I am actively drawing body hair. My intentions are to normalize it … because it is something that shouldn’t be a huge deal considering body hair is natural and the removal of it is a social construct, yet the judgement and pain that comes with having body hair is one that is harmful and needs to be stopped.
I can say that I have received criticism from my past friends and family members about the thickness and length of my hair and how it’s “gross” and “unfeminine,” so this attitude is one that I’m constantly trying to break.
Your work is also distinct in its color palette — each image seems to have a hue that jumps off the page, despite you working in a two-dimensional realm. Are you influenced by any other artists or aesthetics?
I am very influenced by South Asian culture, especially in regards to clothing and cinema! But I am also very drawn to youth culture in America varying from different decades.
My development right now as a young adult has allowed me to become very sensitive to those experiences and I tend to draw a lot of inspiration from the emotions they provoke. I use different mediums to explain my displaced feelings. Mohammed Fayaz is an incredible illustrator who always inspires me. Some other artists I really enjoy are Hassan Hajjaj, Shirin Neshat, Hossein Fatemi and Shadi Ghadirian.
In both your illustrations and your photography, you include real faces and drawings that allude and seem to celebrate different aspects of South Asian culture. Is this an accurate thing to say — and if so, is this an important part of your practice?
This is definitely an accurate thing to say. South Asian woman do not get enough representation in most spaces and I feel the need to express this in an organic way. A lot of representation toward South Asian culture, especially in media, tends to be very one-sided and stereotypical and these views aren’t entirely accurate.
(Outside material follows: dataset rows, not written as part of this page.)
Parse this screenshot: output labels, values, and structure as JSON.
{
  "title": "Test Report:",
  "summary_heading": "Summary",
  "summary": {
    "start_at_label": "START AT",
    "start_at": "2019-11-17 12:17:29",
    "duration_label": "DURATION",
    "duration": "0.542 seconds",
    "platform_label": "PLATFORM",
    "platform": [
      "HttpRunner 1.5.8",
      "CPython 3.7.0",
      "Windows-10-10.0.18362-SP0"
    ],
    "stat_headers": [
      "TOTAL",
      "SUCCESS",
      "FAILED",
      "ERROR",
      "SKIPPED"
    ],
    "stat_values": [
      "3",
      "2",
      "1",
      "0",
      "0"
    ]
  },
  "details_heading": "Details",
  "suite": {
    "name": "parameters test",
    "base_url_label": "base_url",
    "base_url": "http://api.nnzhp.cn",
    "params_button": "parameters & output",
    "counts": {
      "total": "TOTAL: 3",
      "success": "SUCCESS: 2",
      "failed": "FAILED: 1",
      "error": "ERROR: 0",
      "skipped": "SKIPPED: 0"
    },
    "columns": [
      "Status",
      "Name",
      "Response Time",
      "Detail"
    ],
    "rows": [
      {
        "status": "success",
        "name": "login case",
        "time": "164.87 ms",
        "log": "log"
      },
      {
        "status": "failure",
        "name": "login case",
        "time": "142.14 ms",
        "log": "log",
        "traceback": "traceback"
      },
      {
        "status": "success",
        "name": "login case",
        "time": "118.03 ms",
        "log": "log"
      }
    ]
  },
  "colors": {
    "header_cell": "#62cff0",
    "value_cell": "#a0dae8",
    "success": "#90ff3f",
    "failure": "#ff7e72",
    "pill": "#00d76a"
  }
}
When it comes to appearances, fairer South Asian woman with European features are chosen to represent us. The guy who runs a gas station is always Indian. People who choose a “not so typical” career in maybe the arts or music are seen as “rebellious” and a “disgrace to the family name.” When media projects stereotypes, essentially they are representing people as a whole. We all fall into this thin category of what it means to be from a certain race or group. When this is done, it makes voices like mine seem “radical” when in reality, I am just being myself. I’d like to continue breaking these boundaries.
As a young creative person navigating the world of art — and the vulnerability of showing your work online — what are some lessons you’ve learned that have helped you in your work and life?
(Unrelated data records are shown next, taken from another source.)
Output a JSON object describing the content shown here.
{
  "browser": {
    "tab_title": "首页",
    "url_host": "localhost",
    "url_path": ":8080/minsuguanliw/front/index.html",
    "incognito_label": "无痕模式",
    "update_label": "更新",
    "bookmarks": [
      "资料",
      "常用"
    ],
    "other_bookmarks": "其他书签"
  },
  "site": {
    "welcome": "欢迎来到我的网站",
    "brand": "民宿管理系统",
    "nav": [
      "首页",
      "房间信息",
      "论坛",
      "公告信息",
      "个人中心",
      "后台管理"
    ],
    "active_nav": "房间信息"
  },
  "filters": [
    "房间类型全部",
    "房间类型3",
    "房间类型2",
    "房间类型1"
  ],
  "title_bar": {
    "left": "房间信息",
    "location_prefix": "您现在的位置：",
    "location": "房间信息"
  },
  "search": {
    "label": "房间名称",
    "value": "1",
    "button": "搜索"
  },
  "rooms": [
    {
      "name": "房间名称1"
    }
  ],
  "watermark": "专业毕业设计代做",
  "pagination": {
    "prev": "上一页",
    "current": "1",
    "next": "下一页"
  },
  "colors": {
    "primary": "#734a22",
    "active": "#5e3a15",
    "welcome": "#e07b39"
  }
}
Being an “artist from the Internet” is one of the most confusing and consuming labels I have yet to immerse myself in. With showcasing work online, I’ve learned that there is almost a responsibility that comes with projecting yourself. People are watching your work and supporting you, but people are also quick to criticize you if you do something wrong. People online only have access to your online persona and it’s natural for someone to make an assumption about you, and that feels kind of desensitizing.
I always have to remind myself how important it is to keep a distance from the Internet because it is very easy to get consumed in a non-physical realm. Projecting my work online has also made me question my ideas of how I define success. The Internet can truly change peoples’ lives overnight and it’s almost a bit scary since I’ve always seen success as something that comes with patience and hard work over a very long period of time. This isn’t to say that I still don’t feel this way, but I think the Internet can really speed things up in regards to opportunities and, potentially, jobs. I feel like we are at a point in time where the notions and traditions of what it means to be an “artist” is changing and that feels incredibly confusing but the great thing about art, is that art is constantly redefining itself.
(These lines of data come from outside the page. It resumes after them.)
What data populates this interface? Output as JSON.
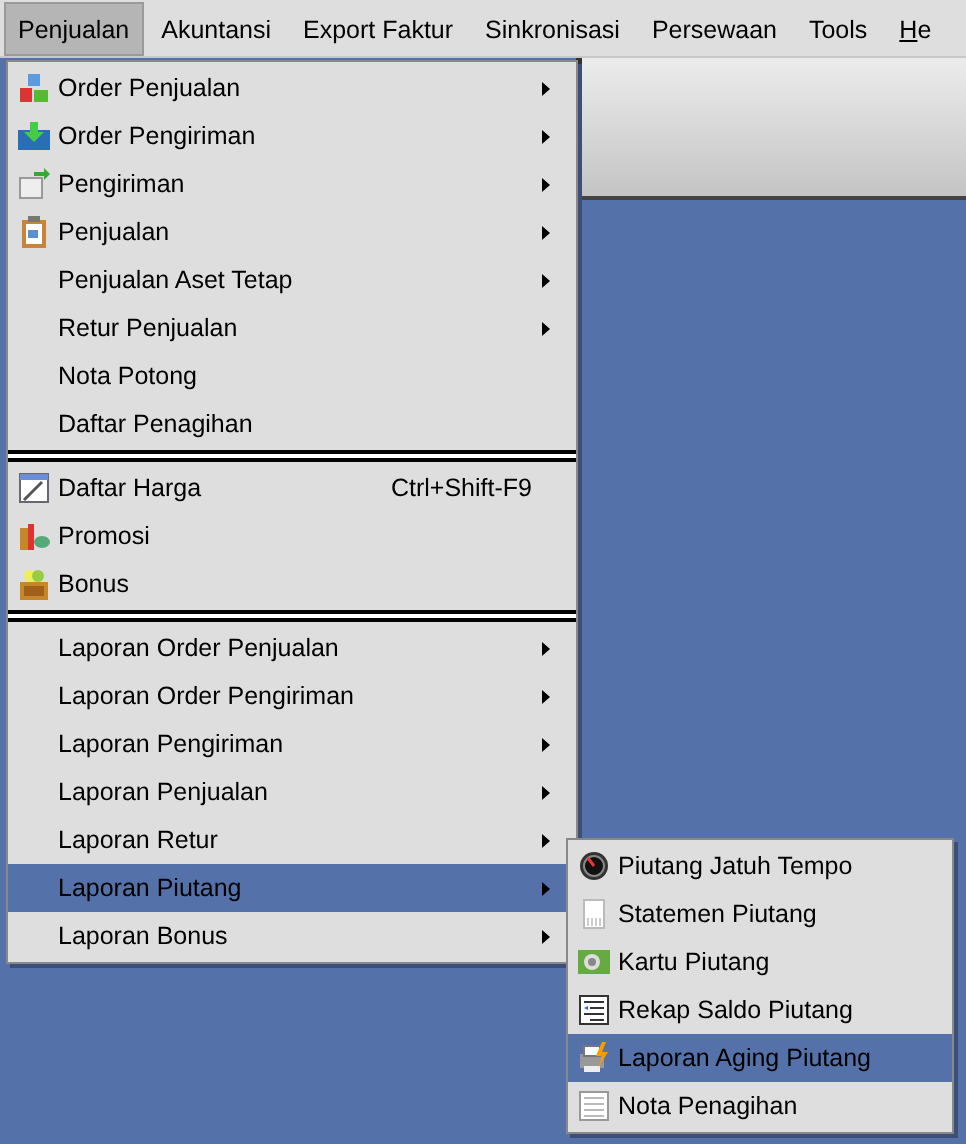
{
  "menubar": [
    {
      "label": "Penjualan",
      "selected": true
    },
    {
      "label": "Akuntansi",
      "selected": false
    },
    {
      "label": "Export Faktur",
      "selected": false
    },
    {
      "label": "Sinkronisasi",
      "selected": false
    },
    {
      "label": "Persewaan",
      "selected": false
    },
    {
      "label": "Tools",
      "selected": false
    },
    {
      "label": "He",
      "selected": false
    }
  ],
  "menu": [
    {
      "kind": "item",
      "label": "Order Penjualan",
      "has_icon": true,
      "submenu": true,
      "selected": false
    },
    {
      "kind": "item",
      "label": "Order Pengiriman",
      "has_icon": true,
      "submenu": true,
      "selected": false
    },
    {
      "kind": "item",
      "label": "Pengiriman",
      "has_icon": true,
      "submenu": true,
      "selected": false
    },
    {
      "kind": "item",
      "label": "Penjualan",
      "has_icon": true,
      "submenu": true,
      "selected": false
    },
    {
      "kind": "item",
      "label": "Penjualan Aset Tetap",
      "has_icon": false,
      "submenu": true,
      "selected": false
    },
    {
      "kind": "item",
      "label": "Retur Penjualan",
      "has_icon": false,
      "submenu": true,
      "selected": false
    },
    {
      "kind": "item",
      "label": "Nota Potong",
      "has_icon": false,
      "submenu": false,
      "selected": false
    },
    {
      "kind": "item",
      "label": "Daftar Penagihan",
      "has_icon": false,
      "submenu": false,
      "selected": false
    },
    {
      "kind": "separator"
    },
    {
      "kind": "item",
      "label": "Daftar Harga",
      "shortcut": "Ctrl+Shift-F9",
      "has_icon": true,
      "submenu": false,
      "selected": false
    },
    {
      "kind": "item",
      "label": "Promosi",
      "has_icon": true,
      "submenu": false,
      "selected": false
    },
    {
      "kind": "item",
      "label": "Bonus",
      "has_icon": true,
      "submenu": false,
      "selected": false
    },
    {
      "kind": "separator"
    },
    {
      "kind": "item",
      "label": "Laporan Order Penjualan",
      "has_icon": false,
      "submenu": true,
      "selected": false
    },
    {
      "kind": "item",
      "label": "Laporan Order Pengiriman",
      "has_icon": false,
      "submenu": true,
      "selected": false
    },
    {
      "kind": "item",
      "label": "Laporan Pengiriman",
      "has_icon": false,
      "submenu": true,
      "selected": false
    },
    {
      "kind": "item",
      "label": "Laporan Penjualan",
      "has_icon": false,
      "submenu": true,
      "selected": false
    },
    {
      "kind": "item",
      "label": "Laporan Retur",
      "has_icon": false,
      "submenu": true,
      "selected": false
    },
    {
      "kind": "item",
      "label": "Laporan Piutang",
      "has_icon": false,
      "submenu": true,
      "selected": true
    },
    {
      "kind": "item",
      "label": "Laporan Bonus",
      "has_icon": false,
      "submenu": true,
      "selected": false
    }
  ],
  "submenu": [
    {
      "label": "Piutang Jatuh Tempo",
      "selected": false
    },
    {
      "label": "Statemen Piutang",
      "selected": false
    },
    {
      "label": "Kartu Piutang",
      "selected": false
    },
    {
      "label": "Rekap Saldo Piutang",
      "selected": false
    },
    {
      "label": "Laporan Aging Piutang",
      "selected": true
    },
    {
      "label": "Nota Penagihan",
      "selected": false
    }
  ]
}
This article was originally published in The Huffington Post and was written by